--- Provided data Enclosed Below ---

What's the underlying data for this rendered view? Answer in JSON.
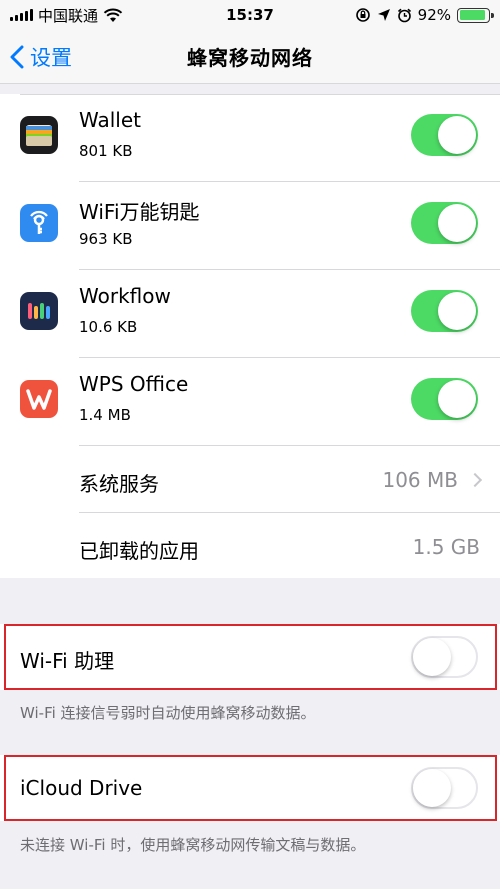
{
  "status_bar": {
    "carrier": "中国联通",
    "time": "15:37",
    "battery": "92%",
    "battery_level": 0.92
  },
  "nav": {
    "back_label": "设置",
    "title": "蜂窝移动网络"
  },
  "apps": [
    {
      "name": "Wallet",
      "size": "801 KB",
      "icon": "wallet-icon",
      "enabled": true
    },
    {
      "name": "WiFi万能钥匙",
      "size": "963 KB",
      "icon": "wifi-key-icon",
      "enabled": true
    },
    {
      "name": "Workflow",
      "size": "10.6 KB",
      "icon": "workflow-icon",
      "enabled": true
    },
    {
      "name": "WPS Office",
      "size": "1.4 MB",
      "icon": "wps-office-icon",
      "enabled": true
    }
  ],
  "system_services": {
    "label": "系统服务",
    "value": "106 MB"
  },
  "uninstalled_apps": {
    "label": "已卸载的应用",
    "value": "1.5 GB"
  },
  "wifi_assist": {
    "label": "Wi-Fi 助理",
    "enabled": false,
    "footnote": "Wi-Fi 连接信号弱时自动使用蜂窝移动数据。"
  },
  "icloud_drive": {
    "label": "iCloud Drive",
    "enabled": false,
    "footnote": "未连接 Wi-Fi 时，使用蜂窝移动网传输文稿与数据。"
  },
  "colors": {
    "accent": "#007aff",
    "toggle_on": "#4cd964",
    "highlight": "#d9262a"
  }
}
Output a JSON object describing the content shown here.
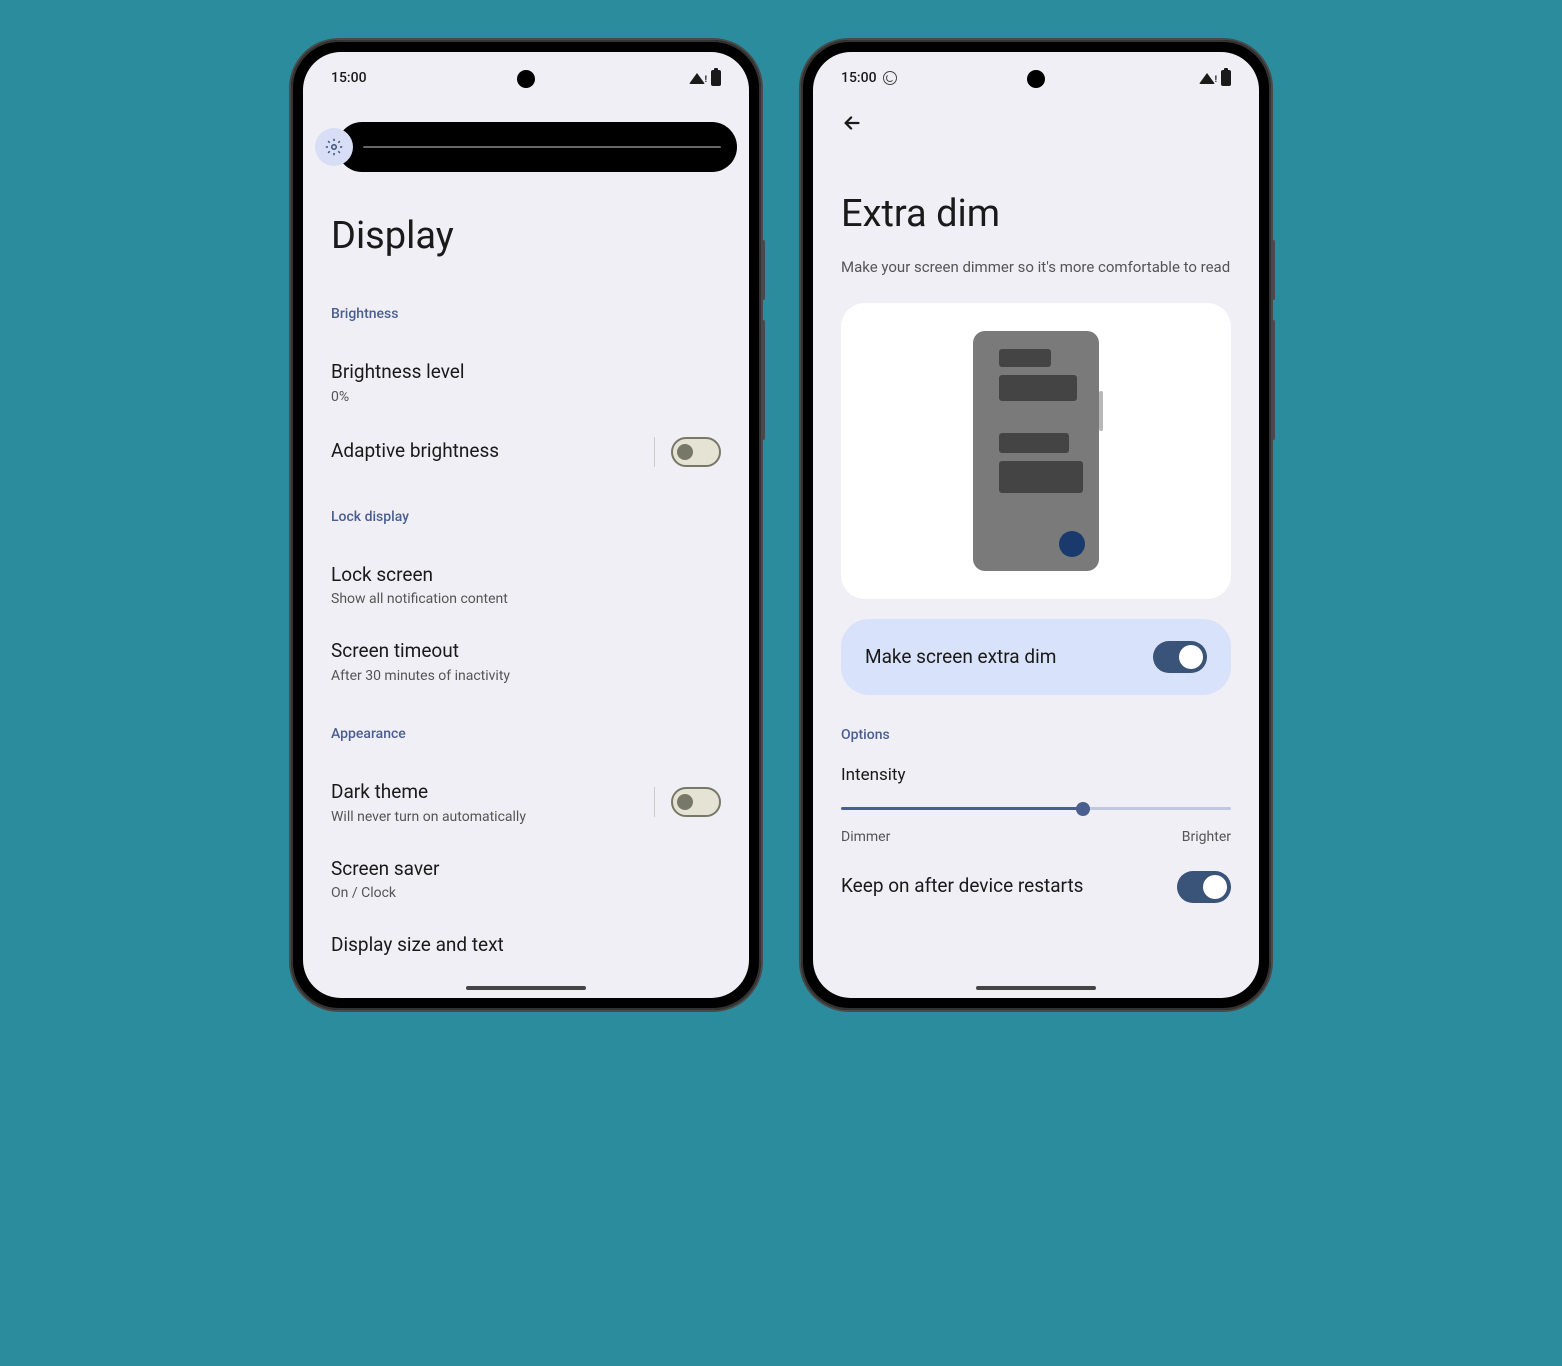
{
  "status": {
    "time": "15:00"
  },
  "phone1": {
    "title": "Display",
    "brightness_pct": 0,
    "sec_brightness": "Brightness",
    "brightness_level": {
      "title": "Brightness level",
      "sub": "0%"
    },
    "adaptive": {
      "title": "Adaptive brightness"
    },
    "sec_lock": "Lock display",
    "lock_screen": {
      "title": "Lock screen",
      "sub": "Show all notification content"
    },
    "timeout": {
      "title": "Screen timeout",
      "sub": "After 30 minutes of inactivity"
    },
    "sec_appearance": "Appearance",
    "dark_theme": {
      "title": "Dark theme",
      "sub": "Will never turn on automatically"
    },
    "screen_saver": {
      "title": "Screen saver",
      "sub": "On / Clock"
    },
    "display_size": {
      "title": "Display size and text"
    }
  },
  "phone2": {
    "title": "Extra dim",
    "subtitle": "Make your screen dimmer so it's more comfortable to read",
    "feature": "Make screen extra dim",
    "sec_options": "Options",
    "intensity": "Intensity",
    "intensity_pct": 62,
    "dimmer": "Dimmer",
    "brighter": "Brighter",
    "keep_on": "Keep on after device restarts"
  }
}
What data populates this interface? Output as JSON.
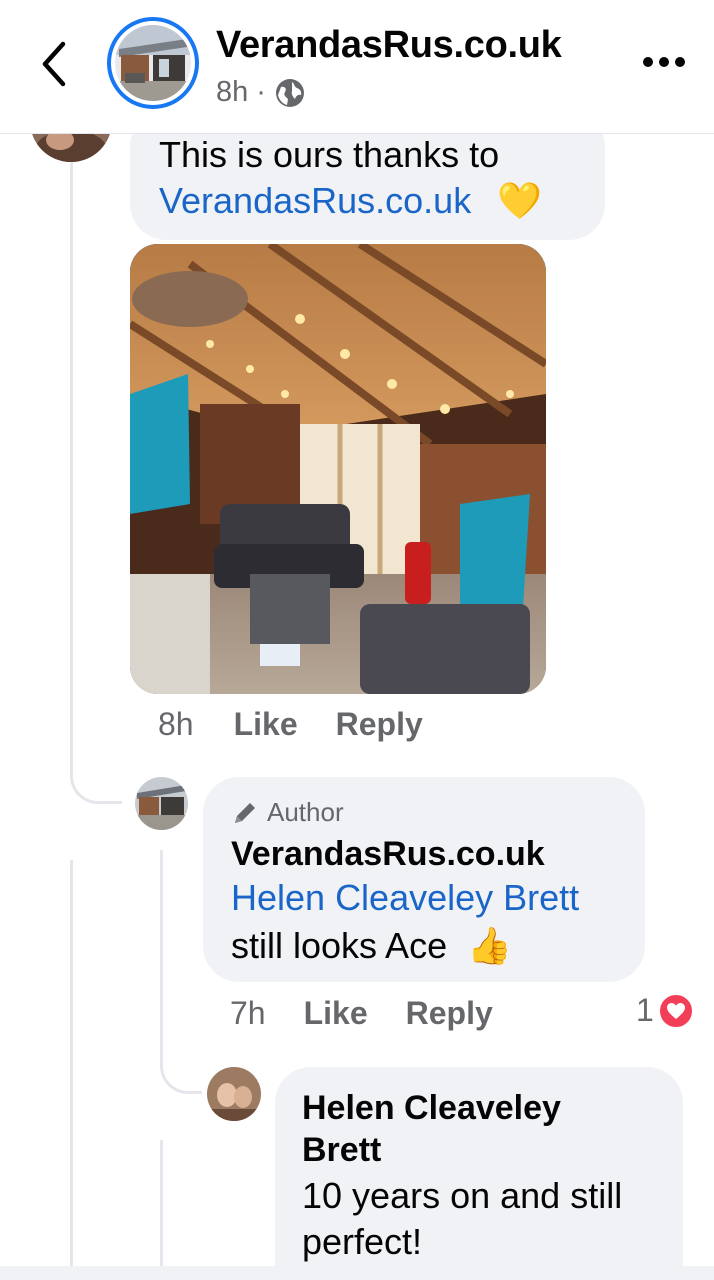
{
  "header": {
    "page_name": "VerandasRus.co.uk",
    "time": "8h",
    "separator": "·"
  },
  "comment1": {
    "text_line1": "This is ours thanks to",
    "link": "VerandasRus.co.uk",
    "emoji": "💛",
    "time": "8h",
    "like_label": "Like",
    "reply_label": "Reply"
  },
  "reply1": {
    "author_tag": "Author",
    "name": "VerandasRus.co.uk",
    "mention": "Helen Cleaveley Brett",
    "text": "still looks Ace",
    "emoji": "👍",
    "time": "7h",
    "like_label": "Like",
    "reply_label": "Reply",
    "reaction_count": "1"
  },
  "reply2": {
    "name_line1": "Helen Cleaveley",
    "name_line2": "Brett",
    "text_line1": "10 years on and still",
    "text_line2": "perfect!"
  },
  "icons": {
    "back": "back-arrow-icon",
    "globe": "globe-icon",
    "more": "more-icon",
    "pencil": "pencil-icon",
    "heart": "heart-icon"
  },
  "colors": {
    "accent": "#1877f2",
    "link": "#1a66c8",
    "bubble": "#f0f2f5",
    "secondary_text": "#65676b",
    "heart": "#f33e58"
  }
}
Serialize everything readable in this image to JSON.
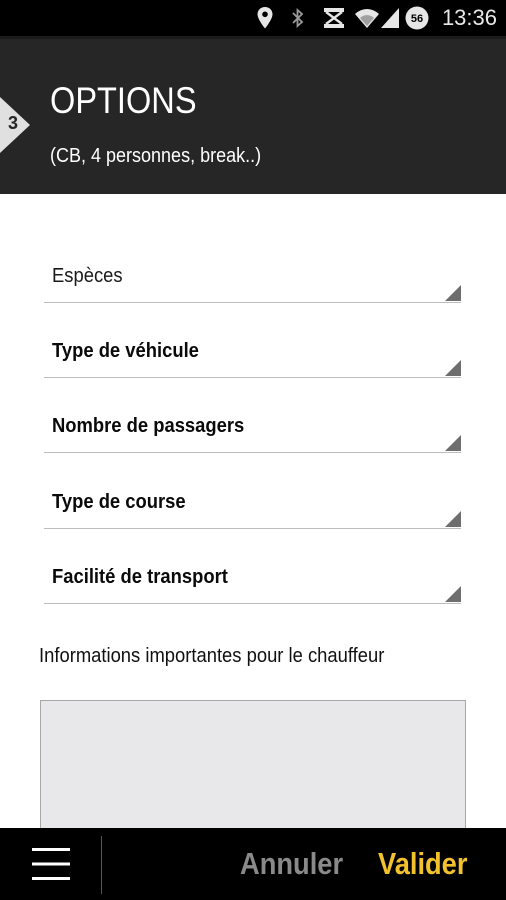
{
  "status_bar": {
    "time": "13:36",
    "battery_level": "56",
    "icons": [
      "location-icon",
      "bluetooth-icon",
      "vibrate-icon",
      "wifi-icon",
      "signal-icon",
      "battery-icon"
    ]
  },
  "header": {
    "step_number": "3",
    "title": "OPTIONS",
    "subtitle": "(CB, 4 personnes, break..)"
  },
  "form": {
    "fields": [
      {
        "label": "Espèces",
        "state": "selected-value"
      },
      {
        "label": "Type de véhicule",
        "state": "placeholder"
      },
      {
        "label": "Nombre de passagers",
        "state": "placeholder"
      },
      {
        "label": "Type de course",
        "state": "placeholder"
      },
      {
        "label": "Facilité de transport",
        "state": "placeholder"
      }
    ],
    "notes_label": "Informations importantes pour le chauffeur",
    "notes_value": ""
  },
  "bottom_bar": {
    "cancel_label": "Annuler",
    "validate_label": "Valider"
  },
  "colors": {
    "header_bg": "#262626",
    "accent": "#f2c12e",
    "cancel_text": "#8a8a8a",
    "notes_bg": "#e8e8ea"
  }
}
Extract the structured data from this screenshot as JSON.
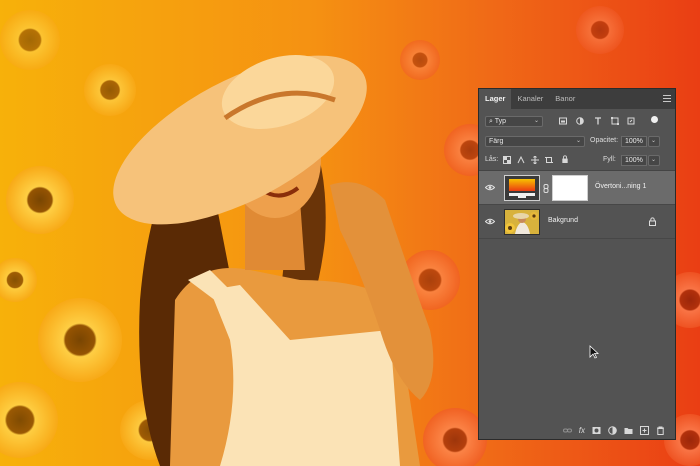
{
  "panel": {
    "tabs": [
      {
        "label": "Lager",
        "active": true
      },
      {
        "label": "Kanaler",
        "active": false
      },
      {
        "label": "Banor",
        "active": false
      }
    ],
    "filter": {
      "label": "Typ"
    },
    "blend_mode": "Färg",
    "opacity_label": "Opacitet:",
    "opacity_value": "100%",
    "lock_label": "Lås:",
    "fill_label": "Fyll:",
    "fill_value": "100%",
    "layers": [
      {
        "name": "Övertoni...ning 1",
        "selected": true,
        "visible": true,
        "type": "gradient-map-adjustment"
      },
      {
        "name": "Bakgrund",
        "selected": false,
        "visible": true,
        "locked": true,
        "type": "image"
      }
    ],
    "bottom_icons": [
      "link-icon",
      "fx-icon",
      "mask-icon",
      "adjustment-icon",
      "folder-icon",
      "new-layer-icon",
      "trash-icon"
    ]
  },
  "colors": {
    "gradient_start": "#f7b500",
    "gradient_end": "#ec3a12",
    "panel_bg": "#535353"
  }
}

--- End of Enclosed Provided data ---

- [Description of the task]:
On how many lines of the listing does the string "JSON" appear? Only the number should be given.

- [Result of the exercise]:
5